*** Data extract ***

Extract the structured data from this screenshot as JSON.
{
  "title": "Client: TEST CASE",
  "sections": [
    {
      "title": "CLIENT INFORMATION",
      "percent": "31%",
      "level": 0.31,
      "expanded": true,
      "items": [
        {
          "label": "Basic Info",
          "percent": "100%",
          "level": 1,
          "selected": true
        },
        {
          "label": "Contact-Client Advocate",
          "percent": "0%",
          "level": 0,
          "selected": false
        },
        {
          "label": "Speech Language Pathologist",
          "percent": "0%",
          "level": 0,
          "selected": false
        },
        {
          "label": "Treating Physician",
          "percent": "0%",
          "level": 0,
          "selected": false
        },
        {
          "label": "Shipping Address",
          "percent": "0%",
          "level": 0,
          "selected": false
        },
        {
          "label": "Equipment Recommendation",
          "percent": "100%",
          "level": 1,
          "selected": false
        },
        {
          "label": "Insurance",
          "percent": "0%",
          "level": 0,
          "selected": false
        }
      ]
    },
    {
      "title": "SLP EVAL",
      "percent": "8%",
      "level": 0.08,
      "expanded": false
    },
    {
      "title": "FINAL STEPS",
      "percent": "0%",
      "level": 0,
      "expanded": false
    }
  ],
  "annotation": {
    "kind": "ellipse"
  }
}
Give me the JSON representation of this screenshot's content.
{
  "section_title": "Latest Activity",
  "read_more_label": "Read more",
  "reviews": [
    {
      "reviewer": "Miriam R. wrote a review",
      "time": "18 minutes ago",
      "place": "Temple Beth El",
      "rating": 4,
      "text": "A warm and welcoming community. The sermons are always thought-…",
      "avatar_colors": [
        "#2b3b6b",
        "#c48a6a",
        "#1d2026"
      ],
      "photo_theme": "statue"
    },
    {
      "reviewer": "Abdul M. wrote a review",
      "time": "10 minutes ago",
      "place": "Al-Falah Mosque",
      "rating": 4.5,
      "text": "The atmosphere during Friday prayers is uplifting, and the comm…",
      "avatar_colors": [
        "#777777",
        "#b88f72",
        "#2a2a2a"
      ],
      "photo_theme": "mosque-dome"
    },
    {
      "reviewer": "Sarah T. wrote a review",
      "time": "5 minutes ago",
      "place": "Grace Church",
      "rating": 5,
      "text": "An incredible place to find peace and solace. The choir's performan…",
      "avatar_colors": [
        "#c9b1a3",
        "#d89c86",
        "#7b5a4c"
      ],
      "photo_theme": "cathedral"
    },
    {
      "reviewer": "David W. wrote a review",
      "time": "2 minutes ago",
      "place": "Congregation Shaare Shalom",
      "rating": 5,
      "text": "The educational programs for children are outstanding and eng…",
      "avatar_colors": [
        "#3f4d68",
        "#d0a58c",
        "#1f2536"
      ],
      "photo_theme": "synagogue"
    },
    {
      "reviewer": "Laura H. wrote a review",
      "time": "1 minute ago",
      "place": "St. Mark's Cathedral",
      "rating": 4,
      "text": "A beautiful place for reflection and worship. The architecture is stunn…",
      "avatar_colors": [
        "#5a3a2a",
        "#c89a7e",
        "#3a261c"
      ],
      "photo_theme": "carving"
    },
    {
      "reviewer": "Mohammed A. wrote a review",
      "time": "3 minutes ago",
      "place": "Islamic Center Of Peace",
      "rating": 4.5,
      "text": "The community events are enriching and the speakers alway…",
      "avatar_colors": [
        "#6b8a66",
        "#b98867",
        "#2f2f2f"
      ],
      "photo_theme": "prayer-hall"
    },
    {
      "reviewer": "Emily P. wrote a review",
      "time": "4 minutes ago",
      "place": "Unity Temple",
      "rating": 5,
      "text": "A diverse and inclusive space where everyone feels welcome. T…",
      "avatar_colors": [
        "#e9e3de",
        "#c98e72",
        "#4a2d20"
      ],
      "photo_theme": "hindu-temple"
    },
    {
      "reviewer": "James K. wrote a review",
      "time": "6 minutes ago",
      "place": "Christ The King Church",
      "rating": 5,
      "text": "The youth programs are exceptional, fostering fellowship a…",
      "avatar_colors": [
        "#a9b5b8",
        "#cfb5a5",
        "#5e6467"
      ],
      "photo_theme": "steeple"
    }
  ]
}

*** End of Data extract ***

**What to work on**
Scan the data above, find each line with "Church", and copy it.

**Response to the exercise**
      "place": "Grace Church",
      "place": "Christ The King Church",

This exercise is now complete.